◆ What is expected
The entries below must be reproduced exactly; their pictures are not part of the copy.
= = =
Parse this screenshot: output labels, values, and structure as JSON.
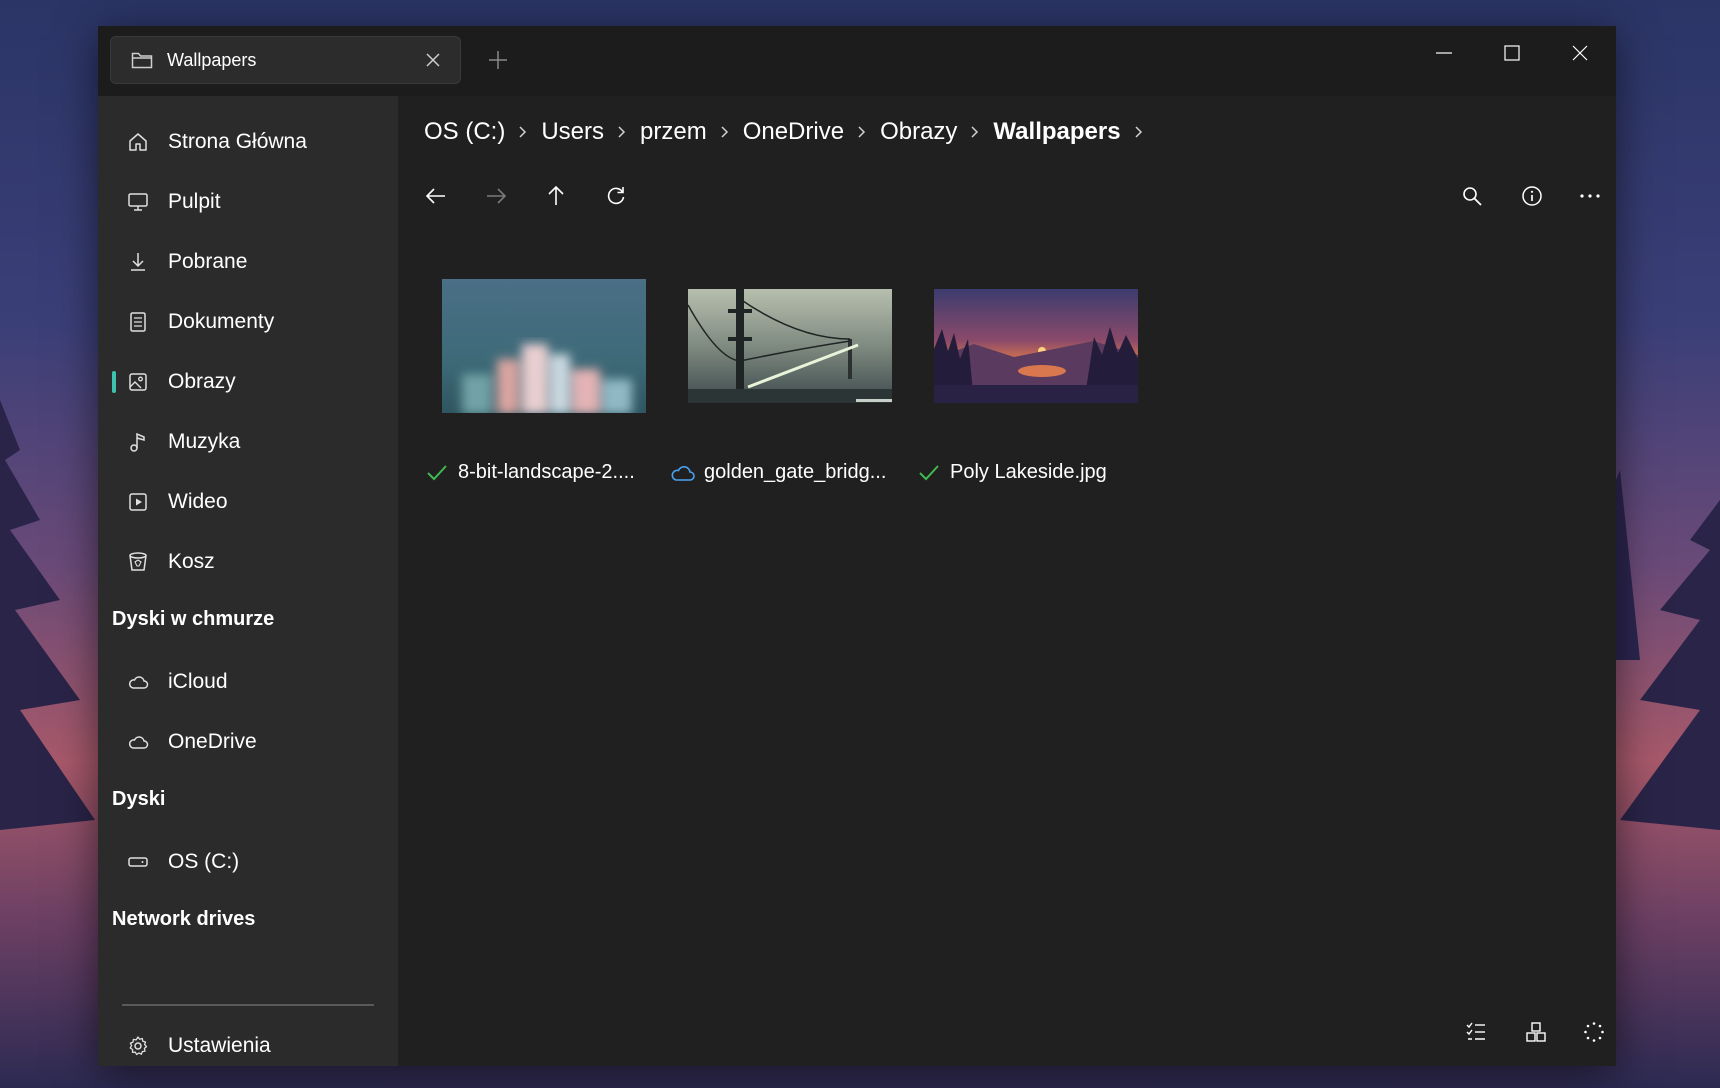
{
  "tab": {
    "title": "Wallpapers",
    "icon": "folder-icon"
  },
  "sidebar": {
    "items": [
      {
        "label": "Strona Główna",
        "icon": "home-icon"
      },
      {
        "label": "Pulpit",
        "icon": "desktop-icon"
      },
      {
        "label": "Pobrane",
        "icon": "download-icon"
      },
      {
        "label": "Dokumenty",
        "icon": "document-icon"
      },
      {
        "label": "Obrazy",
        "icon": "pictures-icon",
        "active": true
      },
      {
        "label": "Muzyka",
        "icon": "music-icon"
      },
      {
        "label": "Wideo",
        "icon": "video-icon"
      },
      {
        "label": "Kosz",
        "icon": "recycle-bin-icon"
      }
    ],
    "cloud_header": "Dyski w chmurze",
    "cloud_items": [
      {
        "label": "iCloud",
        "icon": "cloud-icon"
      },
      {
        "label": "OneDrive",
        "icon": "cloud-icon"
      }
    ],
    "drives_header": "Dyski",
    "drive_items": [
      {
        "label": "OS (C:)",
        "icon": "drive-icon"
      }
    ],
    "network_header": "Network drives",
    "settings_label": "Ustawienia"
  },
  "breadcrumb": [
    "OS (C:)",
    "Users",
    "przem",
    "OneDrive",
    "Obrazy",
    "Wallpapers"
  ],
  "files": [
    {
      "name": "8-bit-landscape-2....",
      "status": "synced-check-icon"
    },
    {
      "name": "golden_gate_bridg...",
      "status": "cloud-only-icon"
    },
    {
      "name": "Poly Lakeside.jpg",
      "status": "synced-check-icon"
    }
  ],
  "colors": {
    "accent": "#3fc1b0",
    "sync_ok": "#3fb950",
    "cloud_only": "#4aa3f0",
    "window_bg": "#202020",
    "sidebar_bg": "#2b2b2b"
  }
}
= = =
◆ Output of the task
Parse this screenshot: output labels, values, and structure as JSON.
{
  "tab": {
    "title": "Wallpapers",
    "icon": "folder-icon"
  },
  "sidebar": {
    "items": [
      {
        "label": "Strona Główna",
        "icon": "home-icon"
      },
      {
        "label": "Pulpit",
        "icon": "desktop-icon"
      },
      {
        "label": "Pobrane",
        "icon": "download-icon"
      },
      {
        "label": "Dokumenty",
        "icon": "document-icon"
      },
      {
        "label": "Obrazy",
        "icon": "pictures-icon",
        "active": true
      },
      {
        "label": "Muzyka",
        "icon": "music-icon"
      },
      {
        "label": "Wideo",
        "icon": "video-icon"
      },
      {
        "label": "Kosz",
        "icon": "recycle-bin-icon"
      }
    ],
    "cloud_header": "Dyski w chmurze",
    "cloud_items": [
      {
        "label": "iCloud",
        "icon": "cloud-icon"
      },
      {
        "label": "OneDrive",
        "icon": "cloud-icon"
      }
    ],
    "drives_header": "Dyski",
    "drive_items": [
      {
        "label": "OS (C:)",
        "icon": "drive-icon"
      }
    ],
    "network_header": "Network drives",
    "settings_label": "Ustawienia"
  },
  "breadcrumb": [
    "OS (C:)",
    "Users",
    "przem",
    "OneDrive",
    "Obrazy",
    "Wallpapers"
  ],
  "files": [
    {
      "name": "8-bit-landscape-2....",
      "status": "synced-check-icon"
    },
    {
      "name": "golden_gate_bridg...",
      "status": "cloud-only-icon"
    },
    {
      "name": "Poly Lakeside.jpg",
      "status": "synced-check-icon"
    }
  ],
  "colors": {
    "accent": "#3fc1b0",
    "sync_ok": "#3fb950",
    "cloud_only": "#4aa3f0",
    "window_bg": "#202020",
    "sidebar_bg": "#2b2b2b"
  }
}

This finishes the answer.